He anticipated finishing the job on Marine Drive by Thursday afternoon.
Julie Brandt marveled at the destruction from her home across the street from the downed power lines. She had just returned Monday evening from a trip to Florida, and hadn’t much time to prepare for the storm. She woke up Wednesday morning to see giant fir trees leaning on the power lines in two places.
“This literally looked like a bomb went off. It looked like a scene from a bad movie,” Brandt said. “Thank God we have a small generator, but we ran out of gas the first night.”
She also has a wood stove, so she and her family of six are able to stay put, making runs into town for gas or water. Other neighbors were staying elsewhere until the power was turned back on.
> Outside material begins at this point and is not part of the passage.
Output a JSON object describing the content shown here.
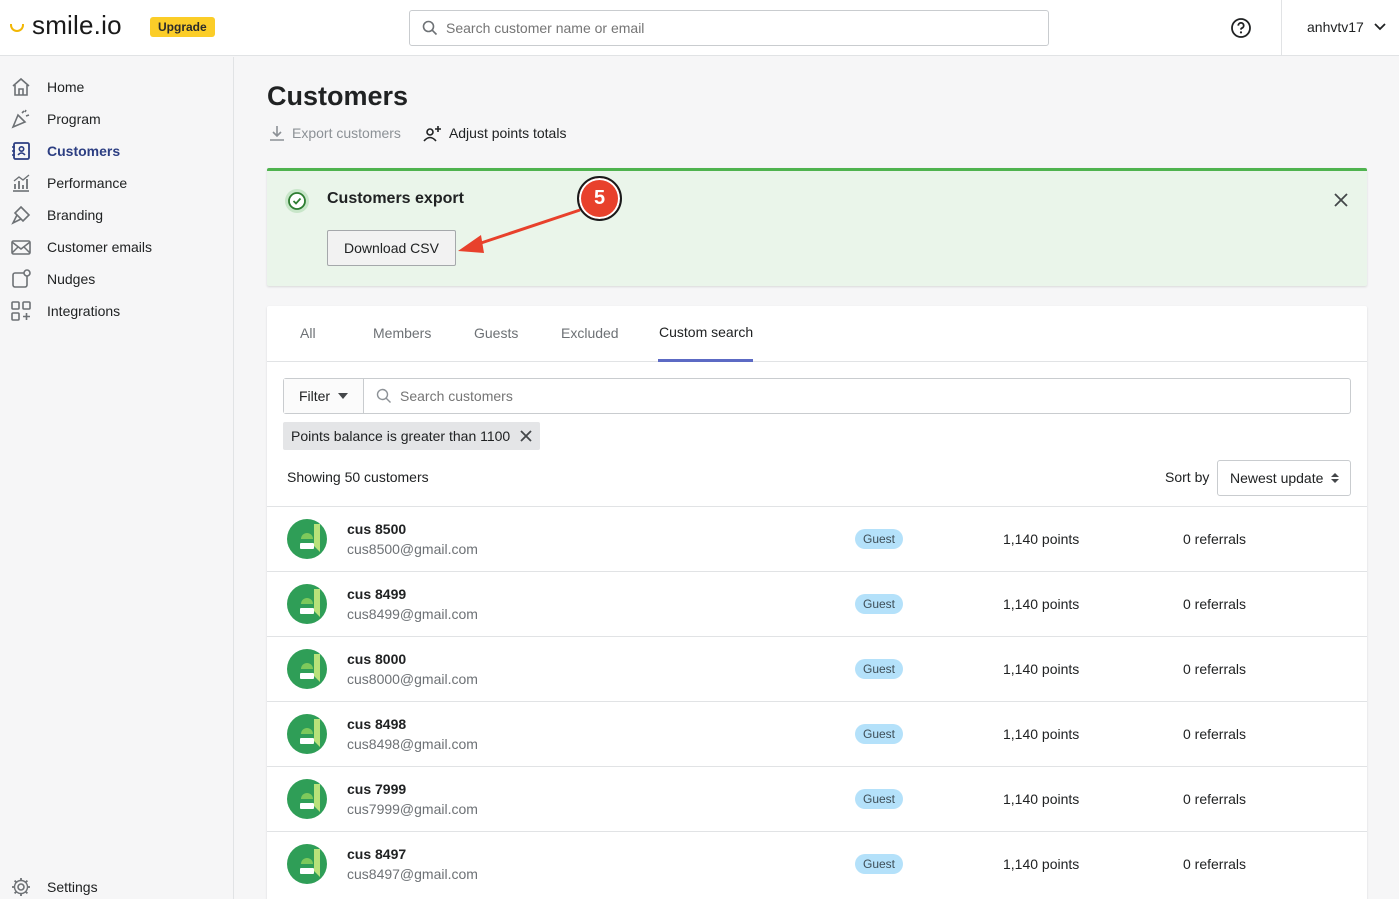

PUD spokesman Neil Neroutsos said when major power outages strike, the utility prioritizes repairs, starting with emergency services like police, fire and hospitals, as well as substations and major transmission lines.
In Tuesday’s storm, two substations and nine transmission lines serving them were knocked out, he said. The substations and seven of the transmission lines were back up Thursday.
Next on the priority list are outages on major distribution lines, such as the one on Marine Drive. Then come smaller neighborhood circuits, and those outages affecting populations in outlying areas.
One isolated outage was right in downtown Monroe.
A tree fell on a power line on 160th Street SE. Tuesday. It didn’t break the line, but it triggered a surge.
Warren Moore was at home with his wife when the lights dimmed around 4 p.m. Tuesday. He stepped outside in time to see a tremendous flash as a pole-mounted circuit breaker tripped, cutting power to his street and the next one over.
But that was it. The neighborhood is on an isolated circuit, and buildings a few streets away still had electricity.
He started a generator in his motor home to get power to the main house — his wife has multiple sclerosis and they need the power to charge her chair.
Moore said he called the PUD several times and visited their Monroe field office to find out when they will fix the circuit.
They could only tell him they had the problem in their work order queue.
“Damn it, we’re in the middle of Monroe,” he said. “My neighbor, 25 feet behind me — porch light’s on all night.”
“We’ve been going out to dinner every night,” he added.
His neighbor across the street, Juanita Scharf, doesn’t have a generator or anything else except a fireplace.
She stood before the fire to keep warm in her wood-paneled living room while pointing out pictures of her extended family. The only light was from the rapidly setting sun and a small glow from the fire.
“We went salmon fishing in September and our freezer is full of salmon,” she said. “I haven’t opened the freezer door.”
She said her husband, Rob Scharf, has lived in the house for 40 years, and the longest the power had ever gone out was two hours.
One block away at Rodland’s Auto Service on 161st Street SE, owner Harold Rodland was running a generator to keep the lights on, but it wasn’t putting out enough power for the shop’s hydraulic lifts, compressors or welders.
He’s had to reschedule a lot of work, he said.
“We’re usually three to five days booked out,” he said, as the lights flickered and an employee went out to refill the generator with gas.
Rodland said he’d also called the PUD three times, and was told there were 169 service calls on the utility’s list.
The shop is on the same circuit as the Scharf and Moore households, but the garage’s front office is on a different circuit on W Main Street. The shop has working computers and phones, but they can’t do any real work, Rodland said.
“We’re the only shop in the city without power,” he said.